- **Work task**:
In the records below, which lines include "name"? Copy them.

- **Records for this exercise**:
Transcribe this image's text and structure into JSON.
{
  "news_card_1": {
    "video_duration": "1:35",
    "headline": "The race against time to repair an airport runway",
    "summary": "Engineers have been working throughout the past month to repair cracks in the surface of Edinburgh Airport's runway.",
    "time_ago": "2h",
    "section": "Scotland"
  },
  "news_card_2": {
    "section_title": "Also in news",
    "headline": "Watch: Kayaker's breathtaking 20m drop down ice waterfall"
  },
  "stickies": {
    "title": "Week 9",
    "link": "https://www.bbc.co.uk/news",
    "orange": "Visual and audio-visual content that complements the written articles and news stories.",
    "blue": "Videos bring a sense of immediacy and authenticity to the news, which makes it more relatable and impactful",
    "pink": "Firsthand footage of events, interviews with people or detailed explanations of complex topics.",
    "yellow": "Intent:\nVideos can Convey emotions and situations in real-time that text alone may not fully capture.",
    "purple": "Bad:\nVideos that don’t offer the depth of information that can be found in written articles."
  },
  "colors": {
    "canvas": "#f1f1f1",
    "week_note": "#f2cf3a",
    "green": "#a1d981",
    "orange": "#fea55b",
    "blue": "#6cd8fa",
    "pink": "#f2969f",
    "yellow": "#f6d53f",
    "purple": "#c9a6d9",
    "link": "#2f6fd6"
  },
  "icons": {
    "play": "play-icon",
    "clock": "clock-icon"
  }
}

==

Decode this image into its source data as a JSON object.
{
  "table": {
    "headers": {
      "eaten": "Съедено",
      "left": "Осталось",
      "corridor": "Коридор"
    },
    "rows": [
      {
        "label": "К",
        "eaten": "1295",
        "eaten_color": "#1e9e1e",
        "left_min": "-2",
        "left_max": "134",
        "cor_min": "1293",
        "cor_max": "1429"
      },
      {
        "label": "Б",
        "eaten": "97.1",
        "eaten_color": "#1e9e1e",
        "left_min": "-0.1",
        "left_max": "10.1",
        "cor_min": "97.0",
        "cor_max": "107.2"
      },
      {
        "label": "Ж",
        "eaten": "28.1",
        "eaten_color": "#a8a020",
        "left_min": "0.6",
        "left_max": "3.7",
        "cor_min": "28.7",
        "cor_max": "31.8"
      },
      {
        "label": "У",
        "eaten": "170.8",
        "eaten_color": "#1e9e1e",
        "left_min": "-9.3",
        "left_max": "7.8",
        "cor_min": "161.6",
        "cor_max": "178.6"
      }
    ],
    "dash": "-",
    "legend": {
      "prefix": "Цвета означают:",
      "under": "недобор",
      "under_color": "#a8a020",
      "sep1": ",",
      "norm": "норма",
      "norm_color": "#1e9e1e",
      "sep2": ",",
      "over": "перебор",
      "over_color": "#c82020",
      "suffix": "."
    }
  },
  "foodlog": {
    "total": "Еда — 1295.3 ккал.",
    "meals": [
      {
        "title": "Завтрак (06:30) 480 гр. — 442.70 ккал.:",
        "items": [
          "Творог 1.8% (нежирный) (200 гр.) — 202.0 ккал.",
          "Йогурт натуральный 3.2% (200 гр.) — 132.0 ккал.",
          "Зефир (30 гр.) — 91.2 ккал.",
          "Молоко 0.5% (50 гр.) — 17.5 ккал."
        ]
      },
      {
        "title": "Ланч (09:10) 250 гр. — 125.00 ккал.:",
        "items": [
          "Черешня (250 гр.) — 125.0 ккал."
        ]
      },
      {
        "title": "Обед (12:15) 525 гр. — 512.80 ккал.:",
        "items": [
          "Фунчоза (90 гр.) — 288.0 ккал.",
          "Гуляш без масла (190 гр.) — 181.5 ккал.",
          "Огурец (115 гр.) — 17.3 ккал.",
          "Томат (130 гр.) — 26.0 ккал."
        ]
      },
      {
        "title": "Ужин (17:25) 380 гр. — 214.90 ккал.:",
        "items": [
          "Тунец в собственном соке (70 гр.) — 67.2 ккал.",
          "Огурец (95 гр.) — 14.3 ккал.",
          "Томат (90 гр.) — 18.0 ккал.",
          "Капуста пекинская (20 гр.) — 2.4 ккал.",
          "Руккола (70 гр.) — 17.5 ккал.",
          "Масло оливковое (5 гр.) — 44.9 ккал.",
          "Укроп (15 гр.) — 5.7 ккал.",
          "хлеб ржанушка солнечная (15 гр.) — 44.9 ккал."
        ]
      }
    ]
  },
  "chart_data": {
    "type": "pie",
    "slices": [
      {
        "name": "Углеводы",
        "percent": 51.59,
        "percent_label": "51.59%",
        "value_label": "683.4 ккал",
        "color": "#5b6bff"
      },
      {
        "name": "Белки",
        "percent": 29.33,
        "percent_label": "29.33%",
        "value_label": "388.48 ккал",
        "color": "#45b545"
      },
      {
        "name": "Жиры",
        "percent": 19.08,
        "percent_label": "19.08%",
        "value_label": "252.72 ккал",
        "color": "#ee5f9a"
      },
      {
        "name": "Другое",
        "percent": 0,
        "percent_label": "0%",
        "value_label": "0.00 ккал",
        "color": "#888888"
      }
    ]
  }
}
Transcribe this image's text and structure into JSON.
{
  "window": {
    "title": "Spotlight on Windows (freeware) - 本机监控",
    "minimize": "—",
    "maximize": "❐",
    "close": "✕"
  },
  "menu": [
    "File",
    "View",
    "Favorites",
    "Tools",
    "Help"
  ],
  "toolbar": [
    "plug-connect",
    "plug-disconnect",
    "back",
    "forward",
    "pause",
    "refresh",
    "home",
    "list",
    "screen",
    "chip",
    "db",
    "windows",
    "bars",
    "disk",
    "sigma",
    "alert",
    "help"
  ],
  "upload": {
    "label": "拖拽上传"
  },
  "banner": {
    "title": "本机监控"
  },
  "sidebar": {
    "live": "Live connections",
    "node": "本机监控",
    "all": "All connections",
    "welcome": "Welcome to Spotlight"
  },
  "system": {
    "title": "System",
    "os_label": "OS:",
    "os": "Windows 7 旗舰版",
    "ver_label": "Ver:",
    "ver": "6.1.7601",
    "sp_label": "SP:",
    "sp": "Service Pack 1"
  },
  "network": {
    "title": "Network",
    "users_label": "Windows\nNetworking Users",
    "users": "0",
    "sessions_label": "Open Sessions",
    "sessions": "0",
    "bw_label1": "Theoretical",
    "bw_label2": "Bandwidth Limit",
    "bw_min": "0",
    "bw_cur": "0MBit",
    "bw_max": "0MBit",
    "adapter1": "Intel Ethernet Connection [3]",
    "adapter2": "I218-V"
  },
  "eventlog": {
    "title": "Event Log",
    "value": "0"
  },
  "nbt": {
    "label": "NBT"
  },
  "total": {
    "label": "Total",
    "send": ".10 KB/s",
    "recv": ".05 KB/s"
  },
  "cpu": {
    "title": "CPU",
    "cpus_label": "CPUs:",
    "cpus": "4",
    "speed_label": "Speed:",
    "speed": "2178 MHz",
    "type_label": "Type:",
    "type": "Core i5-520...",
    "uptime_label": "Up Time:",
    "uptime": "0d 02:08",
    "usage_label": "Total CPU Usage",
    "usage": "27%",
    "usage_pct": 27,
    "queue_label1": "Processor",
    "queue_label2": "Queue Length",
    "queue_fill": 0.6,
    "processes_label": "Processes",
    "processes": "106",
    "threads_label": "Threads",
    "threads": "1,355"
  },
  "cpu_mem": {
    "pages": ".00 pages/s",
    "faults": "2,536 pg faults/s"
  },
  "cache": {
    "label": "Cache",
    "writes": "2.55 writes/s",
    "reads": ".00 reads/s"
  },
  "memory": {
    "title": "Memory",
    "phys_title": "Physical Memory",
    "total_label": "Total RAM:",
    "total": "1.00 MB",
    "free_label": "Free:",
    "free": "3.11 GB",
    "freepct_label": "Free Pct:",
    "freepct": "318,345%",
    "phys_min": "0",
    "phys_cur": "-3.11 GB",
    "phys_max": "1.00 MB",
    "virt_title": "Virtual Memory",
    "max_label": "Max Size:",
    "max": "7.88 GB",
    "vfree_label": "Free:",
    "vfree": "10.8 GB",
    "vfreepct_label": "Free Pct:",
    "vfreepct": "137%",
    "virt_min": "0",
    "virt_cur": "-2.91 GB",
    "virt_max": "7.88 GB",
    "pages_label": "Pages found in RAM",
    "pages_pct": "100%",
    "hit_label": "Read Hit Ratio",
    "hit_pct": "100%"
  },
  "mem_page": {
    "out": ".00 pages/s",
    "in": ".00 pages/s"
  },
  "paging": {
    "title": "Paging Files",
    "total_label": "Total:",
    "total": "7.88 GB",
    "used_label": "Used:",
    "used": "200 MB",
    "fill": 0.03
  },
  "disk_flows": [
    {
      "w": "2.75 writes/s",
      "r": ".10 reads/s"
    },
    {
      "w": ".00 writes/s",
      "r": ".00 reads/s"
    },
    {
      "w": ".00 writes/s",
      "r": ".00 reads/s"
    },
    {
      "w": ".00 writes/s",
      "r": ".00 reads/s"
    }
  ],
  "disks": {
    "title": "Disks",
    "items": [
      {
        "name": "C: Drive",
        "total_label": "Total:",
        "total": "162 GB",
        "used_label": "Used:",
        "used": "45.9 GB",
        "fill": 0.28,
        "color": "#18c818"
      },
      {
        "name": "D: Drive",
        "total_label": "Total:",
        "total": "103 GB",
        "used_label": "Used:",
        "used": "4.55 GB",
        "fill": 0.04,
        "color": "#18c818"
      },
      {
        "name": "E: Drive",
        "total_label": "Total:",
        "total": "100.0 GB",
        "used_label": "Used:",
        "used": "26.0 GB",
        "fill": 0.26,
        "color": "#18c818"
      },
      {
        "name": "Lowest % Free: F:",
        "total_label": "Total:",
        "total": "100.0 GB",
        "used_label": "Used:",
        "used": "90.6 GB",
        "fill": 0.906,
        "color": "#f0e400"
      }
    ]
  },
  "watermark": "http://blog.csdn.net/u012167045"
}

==

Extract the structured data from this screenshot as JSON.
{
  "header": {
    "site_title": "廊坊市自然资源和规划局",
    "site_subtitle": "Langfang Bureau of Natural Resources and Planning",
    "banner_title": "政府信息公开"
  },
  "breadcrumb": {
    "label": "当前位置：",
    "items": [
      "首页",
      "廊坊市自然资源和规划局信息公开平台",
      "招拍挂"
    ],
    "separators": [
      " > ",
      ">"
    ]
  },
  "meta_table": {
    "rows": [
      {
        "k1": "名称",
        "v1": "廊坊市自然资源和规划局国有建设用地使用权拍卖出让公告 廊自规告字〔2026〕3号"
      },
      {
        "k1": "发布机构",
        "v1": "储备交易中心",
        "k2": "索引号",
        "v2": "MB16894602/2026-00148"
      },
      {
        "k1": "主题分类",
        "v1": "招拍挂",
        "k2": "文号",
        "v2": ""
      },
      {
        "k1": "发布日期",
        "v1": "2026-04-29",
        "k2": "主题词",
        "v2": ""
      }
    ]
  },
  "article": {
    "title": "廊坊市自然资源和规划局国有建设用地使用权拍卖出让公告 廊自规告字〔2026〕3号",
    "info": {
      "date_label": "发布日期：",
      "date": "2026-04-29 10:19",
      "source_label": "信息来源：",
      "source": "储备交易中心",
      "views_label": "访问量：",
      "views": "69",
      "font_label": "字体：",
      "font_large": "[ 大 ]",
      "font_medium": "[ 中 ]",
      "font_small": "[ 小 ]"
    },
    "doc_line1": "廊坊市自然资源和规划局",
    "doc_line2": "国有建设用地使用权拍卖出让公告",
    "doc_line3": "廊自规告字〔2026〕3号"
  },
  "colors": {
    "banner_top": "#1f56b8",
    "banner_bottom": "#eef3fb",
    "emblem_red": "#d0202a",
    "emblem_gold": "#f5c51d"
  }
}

- **Exercise response**:
        "name": "Углеводы",
        "name": "Белки",
        "name": "Жиры",
        "name": "Другое",
        "name": "C: Drive",
        "name": "D: Drive",
        "name": "E: Drive",
        "name": "Lowest % Free: F:",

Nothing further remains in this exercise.